The 2015/16 New Zealand Health Survey found 32 per cent of New Zealand children are either obese or overweight.
Innocenti’s League Table gives a global average of just 15 per cent for children aged 11-15, and the worst rates – Malta (27 per cent) and Canada (25 per cent) are far lower than New Zealand’s.
Ensuring quality education – Rank 15
About 70 per cent of 15-year-olds were achieving a baseline competency in reading, mathematics and science and almost 99 per cent of Kiwi children participated in organised learning one year before the start of compulsory schooling.
Promoting decent economic growth and work – Rank 34
Just over 15 per cent of children live in jobless households.
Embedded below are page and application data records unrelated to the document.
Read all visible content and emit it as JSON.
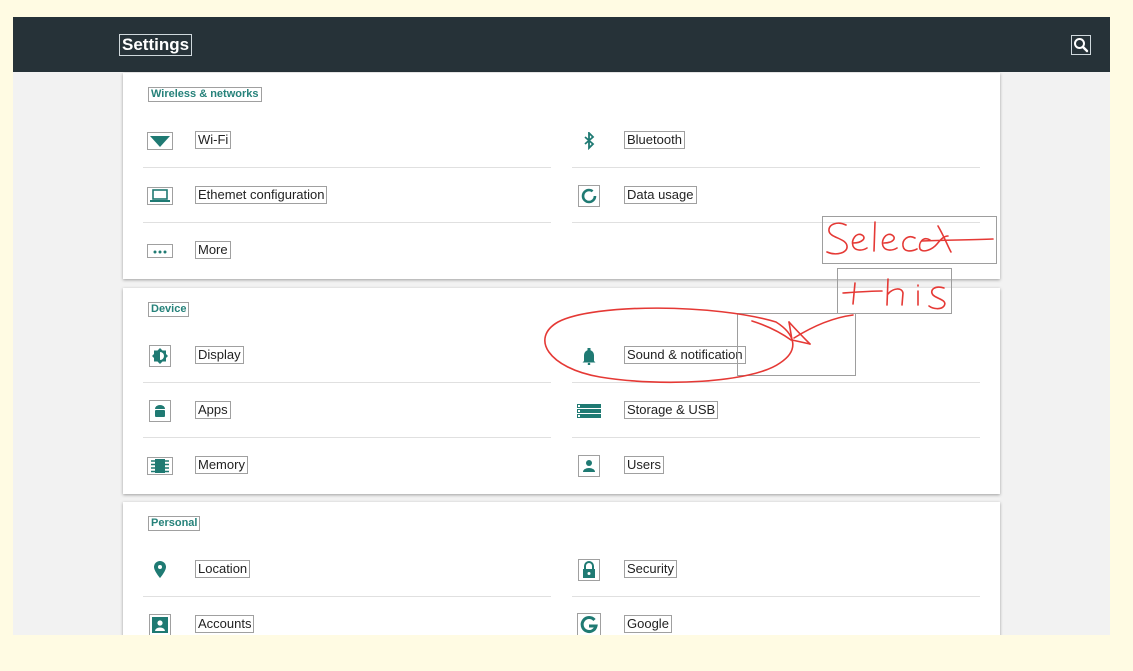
{
  "app": {
    "title": "Settings"
  },
  "sections": {
    "wireless": {
      "title": "Wireless & networks",
      "wifi": "Wi-Fi",
      "bluetooth": "Bluetooth",
      "ethernet": "Ethemet configuration",
      "data_usage": "Data usage",
      "more": "More"
    },
    "device": {
      "title": "Device",
      "display": "Display",
      "sound": "Sound & notification",
      "apps": "Apps",
      "storage": "Storage & USB",
      "memory": "Memory",
      "users": "Users"
    },
    "personal": {
      "title": "Personal",
      "location": "Location",
      "security": "Security",
      "accounts": "Accounts",
      "google": "Google"
    }
  },
  "icons": {
    "search": "search-icon",
    "wifi": "wifi-icon",
    "bluetooth": "bluetooth-icon",
    "ethernet": "laptop-icon",
    "data_usage": "data-usage-icon",
    "more": "more-dots-icon",
    "display": "brightness-icon",
    "sound": "bell-icon",
    "apps": "android-icon",
    "storage": "storage-icon",
    "memory": "memory-chip-icon",
    "users": "person-icon",
    "location": "location-pin-icon",
    "security": "lock-icon",
    "accounts": "account-box-icon",
    "google": "google-g-icon"
  },
  "colors": {
    "appbar": "#263238",
    "accent": "#26827a",
    "icon": "#1f7a73",
    "annotation": "#e53935"
  }
}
The global average is 9 per cent.
About 7 per cent of 15- to 19-year-olds are also not in education, employment or training.
Reducing inequalities – Rank 26
The share of total income going to the top 10 per cent of households with children is nearly 20 per cent higher than the share of income of the bottom 40 per cent.
There is a relative difference of 46.7 per cent between household incomes of children at the 10th percentile and those at the median – a “bottom-end inequality” measure that puts New Zealand close to the middle among industrialised countries.
Sustainable cities and communities – Rank 9
New Zealand was ranked well in this category as concentrations of pollution in urban areas are within the internationally recognised safe level.
Ensure sustainable consumption and production patterns – Rank 35
About half of 15-year-olds are familiar with five or more environmental issues. The global average is 62 per cent and this indicated New Zealand youth are among those who know the least about sustainable production and consumption. Only Japan and Romania had worse rates.
Where to get help:
• Lifeline: 0800 543 354 (available 24/7)
• Suicide Crisis Helpline: 0508 828 865 (0508 TAUTOKO) (available 24/7)
• Youthline: 0800 376 633
• Kidsline: 0800 543 754 (available 24/7)
• Whatsup: 0800 942 8787 (1pm to 11pm)
• Depression helpline: 0800 111 757 (available 24/7)
• Rainbow Youth: (09) 376 4155
• Samaritans 0800 726 666
• If it is an emergency and you feel like you or someone else is at risk, call 111.
Source: NZ Herald